§ Work item
Using the records below, give the number of lines where the word "shortcut" appears, with no further output.

━━ Data records ━━

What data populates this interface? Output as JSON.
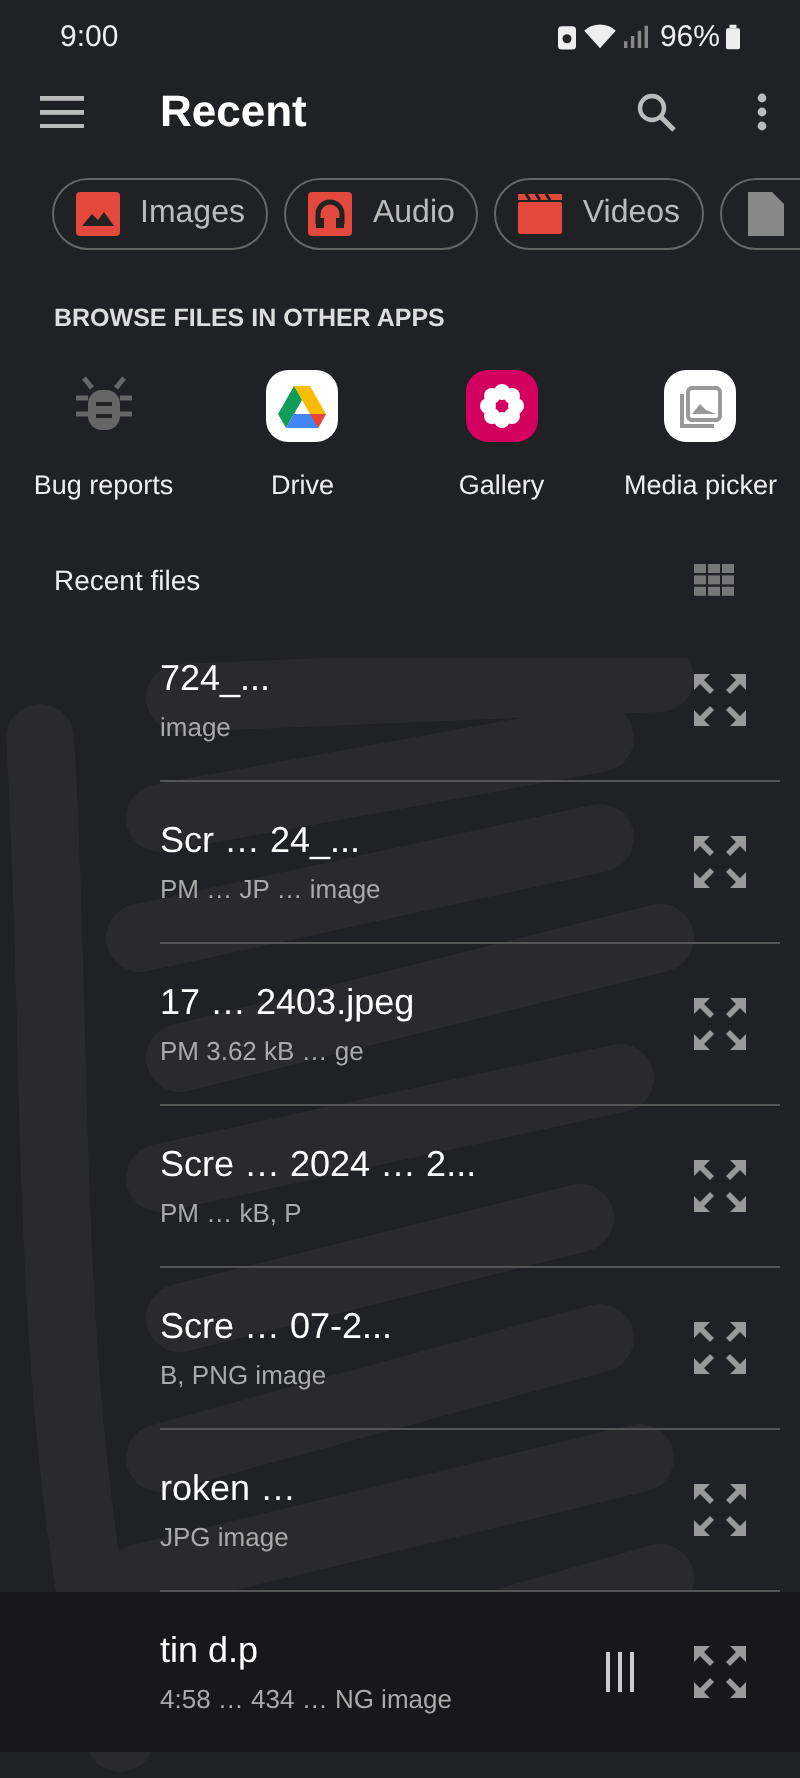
{
  "status_bar": {
    "time": "9:00",
    "battery": "96%"
  },
  "toolbar": {
    "title": "Recent"
  },
  "chips": [
    {
      "kind": "images",
      "label": "Images"
    },
    {
      "kind": "audio",
      "label": "Audio"
    },
    {
      "kind": "videos",
      "label": "Videos"
    },
    {
      "kind": "documents"
    }
  ],
  "apps_section": {
    "heading": "BROWSE FILES IN OTHER APPS",
    "apps": [
      {
        "kind": "bug",
        "label": "Bug reports"
      },
      {
        "kind": "drive",
        "label": "Drive"
      },
      {
        "kind": "gallery",
        "label": "Gallery"
      },
      {
        "kind": "media",
        "label": "Media picker"
      }
    ]
  },
  "recent_files": {
    "heading": "Recent files",
    "files": [
      {
        "title": "724_...",
        "subtitle": "image"
      },
      {
        "title": "Scr … 24_...",
        "subtitle": "PM … JP … image"
      },
      {
        "title": "17 … 2403.jpeg",
        "subtitle": "PM 3.62 kB … ge"
      },
      {
        "title": "Scre … 2024 … 2...",
        "subtitle": "PM … kB, P"
      },
      {
        "title": "Scre … 07-2...",
        "subtitle": "B, PNG image"
      },
      {
        "title": "roken …",
        "subtitle": "JPG image"
      },
      {
        "title": "tin d.p",
        "subtitle": "4:58 … 434 … NG image"
      }
    ]
  }
}
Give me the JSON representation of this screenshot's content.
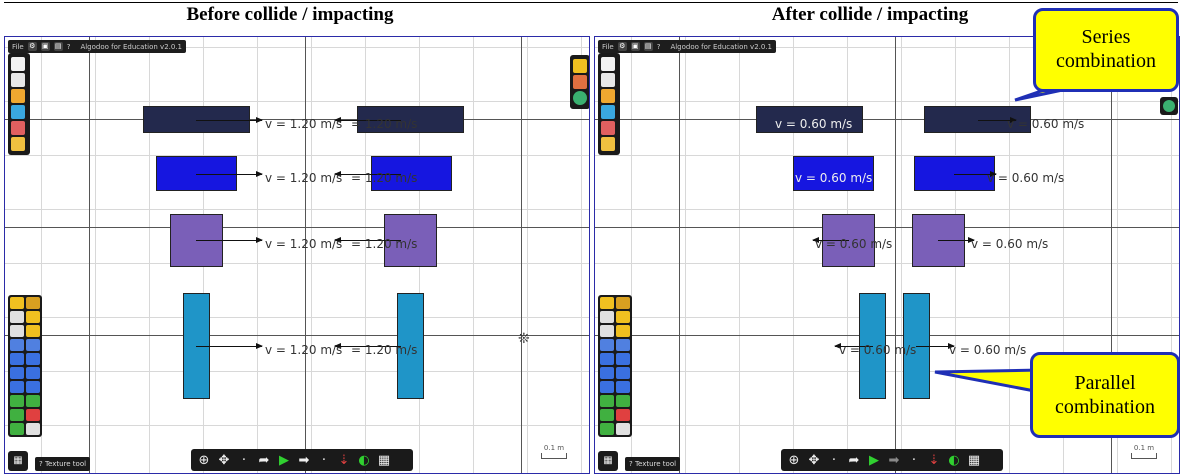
{
  "headers": {
    "left": "Before collide / impacting",
    "right": "After collide / impacting"
  },
  "app": {
    "menu_file": "File",
    "title": "Algodoo for Education v2.0.1",
    "help_glyph": "?",
    "texture_tool": "Texture tool",
    "scale_label": "0.1 m"
  },
  "before": {
    "velocities": [
      "v = 1.20 m/s",
      "v = 1.20 m/s",
      "v = 1.20 m/s",
      "v = 1.20 m/s"
    ],
    "velocities_left": [
      "= 1.20 m/s",
      "= 1.20 m/s",
      "= 1.20 m/s",
      "= 1.20 m/s"
    ]
  },
  "after": {
    "left_velocities": [
      "v = 0.60 m/s",
      "v = 0.60 m/s",
      "v = 0.60 m/s",
      "v = 0.60 m/s"
    ],
    "right_velocities": [
      "v = 0.60 m/s",
      "v = 0.60 m/s",
      "v = 0.60 m/s",
      "v = 0.60 m/s"
    ]
  },
  "callouts": {
    "series": "Series combination",
    "parallel": "Parallel combination"
  },
  "colors": {
    "row1": "#23294d",
    "row2": "#1616e0",
    "row3": "#7a5fb8",
    "row4": "#1f95c8",
    "callout_fill": "#ffff00",
    "callout_border": "#1f2fb5"
  },
  "icons": {
    "new_scene": "new-scene-icon",
    "save": "save-icon",
    "open": "folder-icon",
    "play": "play-icon",
    "zoom": "zoom-icon",
    "move": "move-icon",
    "undo": "undo-icon",
    "redo": "redo-icon",
    "grid": "grid-icon"
  }
}
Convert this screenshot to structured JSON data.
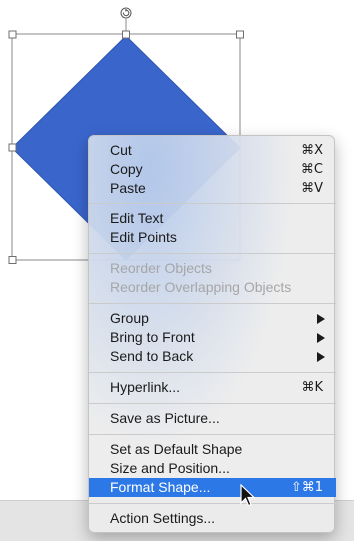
{
  "icons": {
    "rotate_handle": "rotate-icon",
    "submenu_arrow": "chevron-right-icon",
    "cursor": "mouse-pointer-icon"
  },
  "colors": {
    "shape_fill": "#3a66cc",
    "menu_highlight": "#2c78e6",
    "disabled_text": "#a6a6a6"
  },
  "context_menu": {
    "cut": {
      "label": "Cut",
      "shortcut": "⌘X"
    },
    "copy": {
      "label": "Copy",
      "shortcut": "⌘C"
    },
    "paste": {
      "label": "Paste",
      "shortcut": "⌘V"
    },
    "edit_text": {
      "label": "Edit Text"
    },
    "edit_points": {
      "label": "Edit Points"
    },
    "reorder_objects": {
      "label": "Reorder Objects",
      "enabled": false
    },
    "reorder_overlapping": {
      "label": "Reorder Overlapping Objects",
      "enabled": false
    },
    "group": {
      "label": "Group",
      "submenu": true
    },
    "bring_to_front": {
      "label": "Bring to Front",
      "submenu": true
    },
    "send_to_back": {
      "label": "Send to Back",
      "submenu": true
    },
    "hyperlink": {
      "label": "Hyperlink...",
      "shortcut": "⌘K"
    },
    "save_as_picture": {
      "label": "Save as Picture..."
    },
    "set_default_shape": {
      "label": "Set as Default Shape"
    },
    "size_and_position": {
      "label": "Size and Position..."
    },
    "format_shape": {
      "label": "Format Shape...",
      "shortcut": "⇧⌘1",
      "highlighted": true
    },
    "action_settings": {
      "label": "Action Settings..."
    }
  }
}
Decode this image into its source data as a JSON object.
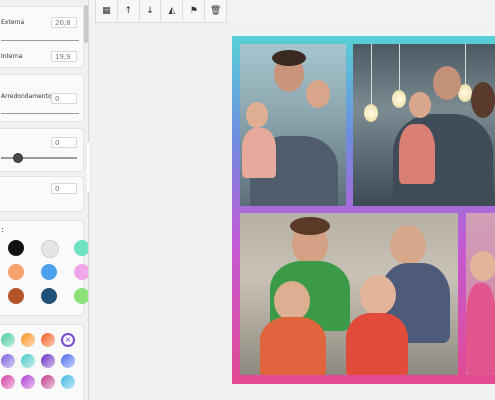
{
  "panel": {
    "field1": {
      "label": "Externa",
      "value": "20,8"
    },
    "field2": {
      "label": "Interna",
      "value": "19,9"
    },
    "field3": {
      "label": "Arredondamento",
      "value": "0"
    },
    "field4": {
      "value": "0"
    },
    "field5": {
      "value": "0"
    }
  },
  "colors": {
    "solid": [
      "#111111",
      "#e6e6e6",
      "#6fe3c0",
      "#f4a16d",
      "#4aa3ea",
      "#f2a6ea",
      "#b4532a",
      "#21507a",
      "#8ee07a"
    ],
    "gradients_row1": [
      "#46c9a0",
      "#ff8c1a",
      "#f45a1a",
      "#ffffff"
    ],
    "gradients_row2": [
      "#7b5ce0",
      "#46c9c4",
      "#6a2cc4",
      "#4a6af0"
    ],
    "gradients_row3": [
      "#d13aa0",
      "#b23ad4",
      "#c23a8a",
      "#3ab6e0"
    ]
  },
  "toolbar": {
    "icons": [
      "checker-icon",
      "arrow-up-icon",
      "arrow-down-icon",
      "flip-icon",
      "flag-icon",
      "trash-icon"
    ],
    "glyphs": [
      "▦",
      "↑",
      "↓",
      "◭",
      "⚑",
      "🗑"
    ]
  },
  "collapse_glyph": "‹"
}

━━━

§ Problem solution
5